→ **Entries provided**
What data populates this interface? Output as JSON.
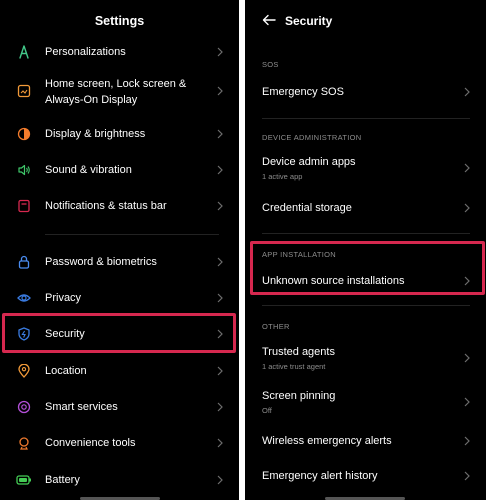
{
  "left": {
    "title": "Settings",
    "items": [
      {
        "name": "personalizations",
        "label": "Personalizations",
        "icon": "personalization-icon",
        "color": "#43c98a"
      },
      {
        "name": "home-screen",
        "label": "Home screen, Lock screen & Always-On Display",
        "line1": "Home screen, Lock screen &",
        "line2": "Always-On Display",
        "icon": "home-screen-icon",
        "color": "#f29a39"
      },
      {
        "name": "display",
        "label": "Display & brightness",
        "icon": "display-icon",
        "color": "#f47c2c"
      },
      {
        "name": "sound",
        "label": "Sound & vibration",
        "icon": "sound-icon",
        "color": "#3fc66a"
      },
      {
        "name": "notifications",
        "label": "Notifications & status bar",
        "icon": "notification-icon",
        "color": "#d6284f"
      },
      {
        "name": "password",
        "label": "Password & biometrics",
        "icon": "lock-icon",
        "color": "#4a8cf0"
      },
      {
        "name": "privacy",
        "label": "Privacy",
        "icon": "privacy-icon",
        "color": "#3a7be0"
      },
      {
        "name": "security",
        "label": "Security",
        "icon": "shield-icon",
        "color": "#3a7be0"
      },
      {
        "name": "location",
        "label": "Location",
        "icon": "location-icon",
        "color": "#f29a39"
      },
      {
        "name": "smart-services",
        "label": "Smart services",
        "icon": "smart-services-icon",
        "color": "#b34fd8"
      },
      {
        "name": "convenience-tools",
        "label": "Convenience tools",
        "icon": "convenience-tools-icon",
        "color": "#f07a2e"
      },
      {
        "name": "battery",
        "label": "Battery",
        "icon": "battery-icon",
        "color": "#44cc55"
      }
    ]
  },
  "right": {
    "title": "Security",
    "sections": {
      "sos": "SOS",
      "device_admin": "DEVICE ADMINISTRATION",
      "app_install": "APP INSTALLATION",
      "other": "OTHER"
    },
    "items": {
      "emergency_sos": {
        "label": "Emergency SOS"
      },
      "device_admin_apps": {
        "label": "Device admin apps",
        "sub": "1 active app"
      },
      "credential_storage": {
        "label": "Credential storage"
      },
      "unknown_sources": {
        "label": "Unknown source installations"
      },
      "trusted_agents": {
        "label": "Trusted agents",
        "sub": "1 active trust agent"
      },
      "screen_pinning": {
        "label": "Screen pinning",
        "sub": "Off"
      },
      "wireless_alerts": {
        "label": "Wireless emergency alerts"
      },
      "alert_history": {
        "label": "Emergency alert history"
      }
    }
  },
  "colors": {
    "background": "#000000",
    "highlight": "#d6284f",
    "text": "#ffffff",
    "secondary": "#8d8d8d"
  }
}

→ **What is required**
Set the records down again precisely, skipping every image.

→ **Answer to this problem**
What data populates this interface? Output as JSON.
{
  "left": {
    "title": "Settings",
    "items": [
      {
        "name": "personalizations",
        "label": "Personalizations",
        "icon": "personalization-icon",
        "color": "#43c98a"
      },
      {
        "name": "home-screen",
        "label": "Home screen, Lock screen & Always-On Display",
        "line1": "Home screen, Lock screen &",
        "line2": "Always-On Display",
        "icon": "home-screen-icon",
        "color": "#f29a39"
      },
      {
        "name": "display",
        "label": "Display & brightness",
        "icon": "display-icon",
        "color": "#f47c2c"
      },
      {
        "name": "sound",
        "label": "Sound & vibration",
        "icon": "sound-icon",
        "color": "#3fc66a"
      },
      {
        "name": "notifications",
        "label": "Notifications & status bar",
        "icon": "notification-icon",
        "color": "#d6284f"
      },
      {
        "name": "password",
        "label": "Password & biometrics",
        "icon": "lock-icon",
        "color": "#4a8cf0"
      },
      {
        "name": "privacy",
        "label": "Privacy",
        "icon": "privacy-icon",
        "color": "#3a7be0"
      },
      {
        "name": "security",
        "label": "Security",
        "icon": "shield-icon",
        "color": "#3a7be0"
      },
      {
        "name": "location",
        "label": "Location",
        "icon": "location-icon",
        "color": "#f29a39"
      },
      {
        "name": "smart-services",
        "label": "Smart services",
        "icon": "smart-services-icon",
        "color": "#b34fd8"
      },
      {
        "name": "convenience-tools",
        "label": "Convenience tools",
        "icon": "convenience-tools-icon",
        "color": "#f07a2e"
      },
      {
        "name": "battery",
        "label": "Battery",
        "icon": "battery-icon",
        "color": "#44cc55"
      }
    ]
  },
  "right": {
    "title": "Security",
    "sections": {
      "sos": "SOS",
      "device_admin": "DEVICE ADMINISTRATION",
      "app_install": "APP INSTALLATION",
      "other": "OTHER"
    },
    "items": {
      "emergency_sos": {
        "label": "Emergency SOS"
      },
      "device_admin_apps": {
        "label": "Device admin apps",
        "sub": "1 active app"
      },
      "credential_storage": {
        "label": "Credential storage"
      },
      "unknown_sources": {
        "label": "Unknown source installations"
      },
      "trusted_agents": {
        "label": "Trusted agents",
        "sub": "1 active trust agent"
      },
      "screen_pinning": {
        "label": "Screen pinning",
        "sub": "Off"
      },
      "wireless_alerts": {
        "label": "Wireless emergency alerts"
      },
      "alert_history": {
        "label": "Emergency alert history"
      }
    }
  },
  "colors": {
    "background": "#000000",
    "highlight": "#d6284f",
    "text": "#ffffff",
    "secondary": "#8d8d8d"
  }
}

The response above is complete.